Phencyclidine and other hallucinogenic compounds do not meet criteria for chemical dependence, since they do not cause tolerance and withdrawal symptoms. However, cravings have been reported by individuals with the history of heavy use of psychedelic drugs. In addition, ketamine can have effects on mood (feelings), cognition (thinking), and perception (imagery) that may make some people want to use it repeatedly.
The ketamine you will be receiving may be a compounded drug. Compounding is a practice in which a licensed pharmacist, physician, or an outsourcing facility combines, mixes, or alters ingredients of a drug to create a medication. Compounded drugs are not FDA-approved, which means the FDA has not evaluated their safety, effectiveness, or quality. Compounded drugs that are contaminated or otherwise of poor quality have been associated with serious patient illnesses and deaths.
The use of ketamine has been associated with a rapid decrease in depression, bipolar disorder, and PTSD symptoms in some patients. While the goal is improvement of symptoms, results cannot be guaranteed, and there is no way to predict how any individual will respond to ketamine therapy. These effects may not be long lasting, and will most likely require further treatments.
Psychotherapy without ketamine is available and can be effective. Major Depression (MDD), PTSD and Bipolar Disorders are usually treated with antidepressant medications, tranquilizers, mood stabilizers and psychotherapy. PTSD is often also treated with Eye Movement Desensitization and Reprocessing (EMDR). Electroconvulsive therapy (ECT) and the recently introduced Transcranial Magnetic Stimulation (TMS) also may be used for treatment-resistant depression.
Before I undergo ketamine treatment:
If you're in emotional distress, here are some resources for immediate help:
National Suicide Prevention Hotline:
Call or text: 988
Crisis Text Line:
Text Home to 741-741
Peak Health Global Inc. is a platform that provides services to affiliated psychiatric medical practices which are independently owned and operated, and in no way owns, directs, or controls the mental healthcare clinicians providing care.

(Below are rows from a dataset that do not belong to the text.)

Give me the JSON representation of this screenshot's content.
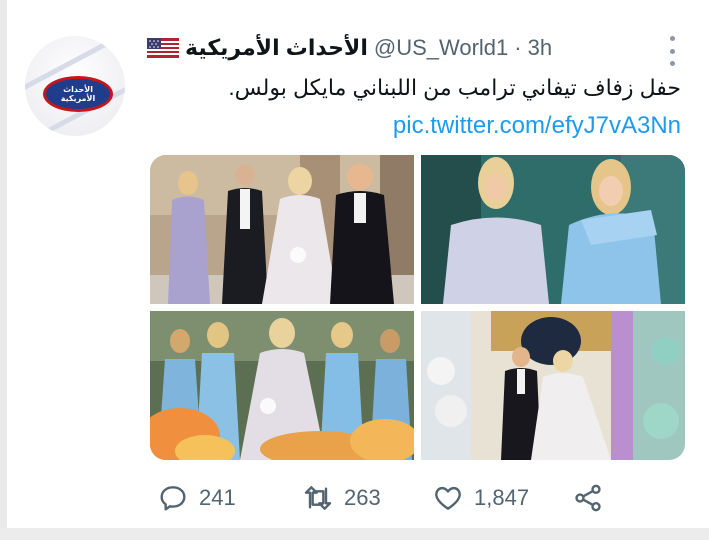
{
  "account": {
    "display_name": "الأحداث الأمريكية",
    "handle": "@US_World1",
    "separator": "·",
    "time": "3h",
    "avatar_badge_line1": "الأحداث",
    "avatar_badge_line2": "الأمريكية"
  },
  "tweet": {
    "text": "حفل زفاف تيفاني ترامب من اللبناني مايكل بولس.",
    "link": "pic.twitter.com/efyJ7vA3Nn"
  },
  "actions": {
    "replies": "241",
    "retweets": "263",
    "likes": "1,847"
  },
  "icons": {
    "flag": "us-flag-icon",
    "more": "more-vertical-icon",
    "reply": "reply-icon",
    "retweet": "retweet-icon",
    "like": "heart-icon",
    "share": "share-icon"
  },
  "colors": {
    "link": "#1d9bf0",
    "muted": "#536471",
    "text": "#0f1419"
  }
}
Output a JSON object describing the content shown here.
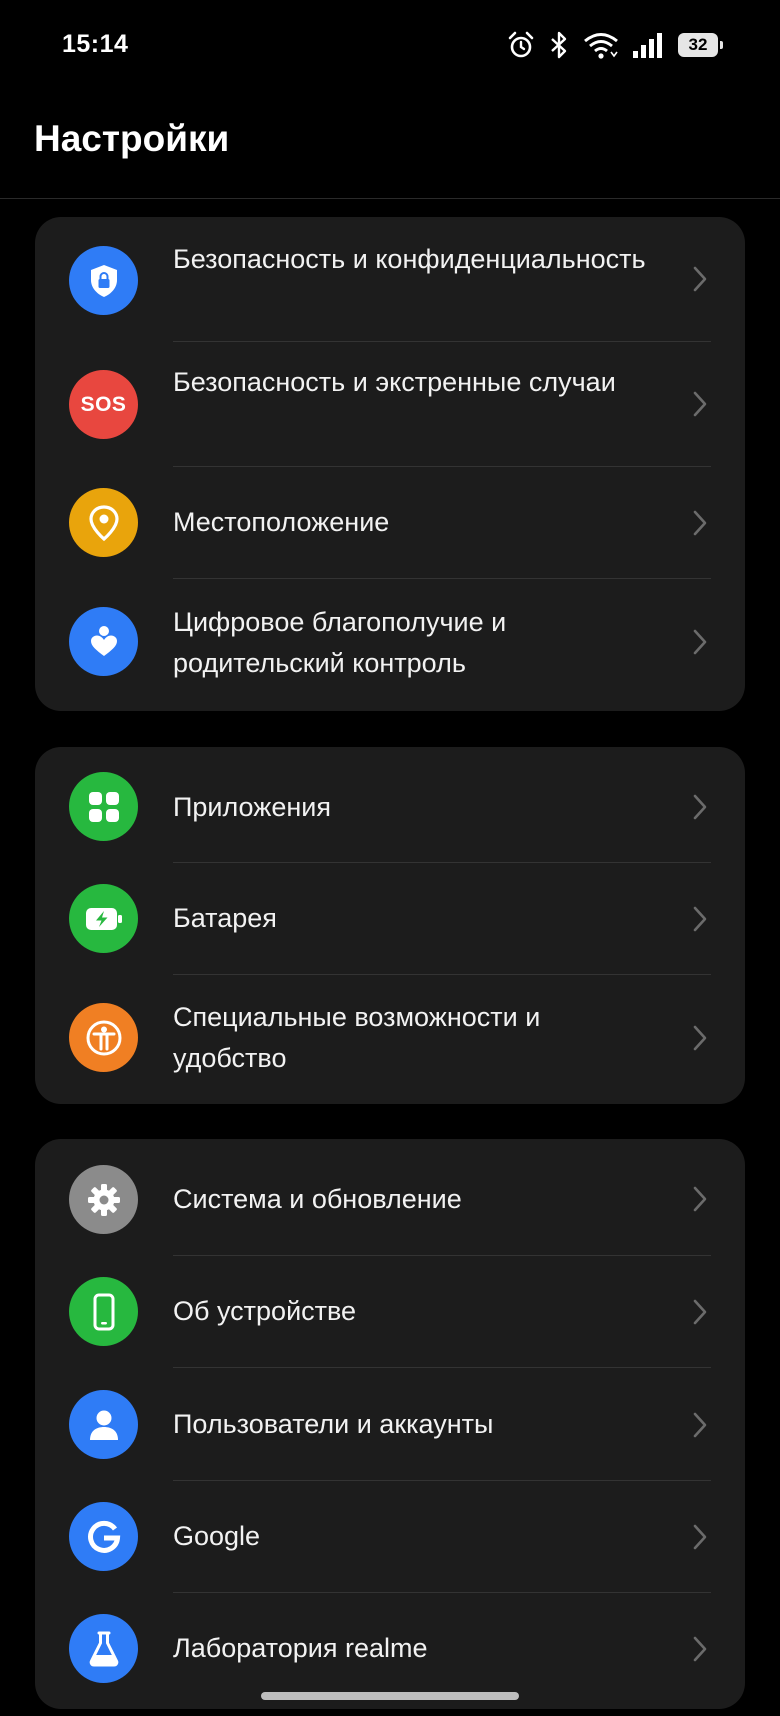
{
  "status_bar": {
    "time": "15:14",
    "battery_level": "32",
    "icons": [
      "alarm-icon",
      "bluetooth-icon",
      "wifi-icon",
      "signal-icon",
      "battery-icon"
    ]
  },
  "header": {
    "title": "Настройки"
  },
  "groups": [
    {
      "items": [
        {
          "label": "Безопасность и конфиденциальность",
          "icon": "shield-lock-icon",
          "color": "#2f7cf6"
        },
        {
          "label": "Безопасность и экстренные случаи",
          "icon": "sos-icon",
          "icon_text": "SOS",
          "color": "#e8473f"
        },
        {
          "label": "Местоположение",
          "icon": "location-pin-icon",
          "color": "#e9a40c"
        },
        {
          "label": "Цифровое благополучие и родительский контроль",
          "icon": "wellbeing-icon",
          "color": "#2f7cf6"
        }
      ]
    },
    {
      "items": [
        {
          "label": "Приложения",
          "icon": "apps-grid-icon",
          "color": "#27b83f"
        },
        {
          "label": "Батарея",
          "icon": "battery-charge-icon",
          "color": "#27b83f"
        },
        {
          "label": "Специальные возможности и удобство",
          "icon": "accessibility-icon",
          "color": "#f07f23"
        }
      ]
    },
    {
      "items": [
        {
          "label": "Система и обновление",
          "icon": "gear-icon",
          "color": "#8b8b8b"
        },
        {
          "label": "Об устройстве",
          "icon": "phone-icon",
          "color": "#27b83f"
        },
        {
          "label": "Пользователи и аккаунты",
          "icon": "user-icon",
          "color": "#2f7cf6"
        },
        {
          "label": "Google",
          "icon": "google-icon",
          "color": "#2f7cf6"
        },
        {
          "label": "Лаборатория realme",
          "icon": "flask-icon",
          "color": "#2f7cf6"
        }
      ]
    }
  ]
}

Peak Health Global, Inc. in no way or form provides, sells, or endorses the possession, usage, or distribution of any illegal substances.